This study aims to evaluate the posture and body balance of students with and without oral breathing, as well as to verify whether there is a correlation between the values obtained in this evaluation and those of the analysis of sensory systems.
The research was conducted with school children aged 8 to 12 years. The sample was subdivided into two study groups: schoolchildren with oral breathing and school children without oral breathing (control). The division of the groups was determined on the basis of pre-established criteria investigated in the anamnesis, hearing evaluation, and assessment of the stomatognathic system. The schoolchildren from both groups were submitted to postural evaluation using the Postural Assessment Software (SAPO) on the right and left lateral views and the Foam-laser Dynamic Posturography test.
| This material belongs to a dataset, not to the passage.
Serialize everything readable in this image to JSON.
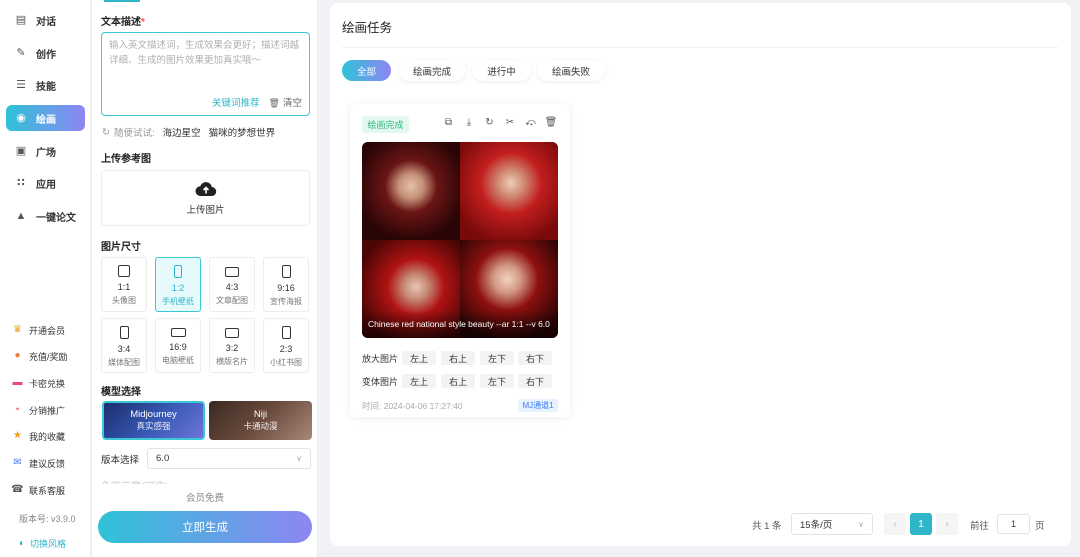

In the assessment of posture, a statistically significant difference was found only in the knee angle on the left lateral view. With regards to the Dynamic Posturography, there was a statistically significant difference in the values obtained in the six tests of sensory organization (TOS). There was a moderate correlation between the position of the head on the left lateral view and the sensory systems.
Schoolchildren with oral breathing present postural changes compared with those without oral breathing, mainly regarding the positioning of the knee. The body balance in the group of schoolchildren with oral breathing showed greater impairment compared with that in the group of schoolchildren without oral breathing. There is a correlation between the cephalic position and the different sensory systems.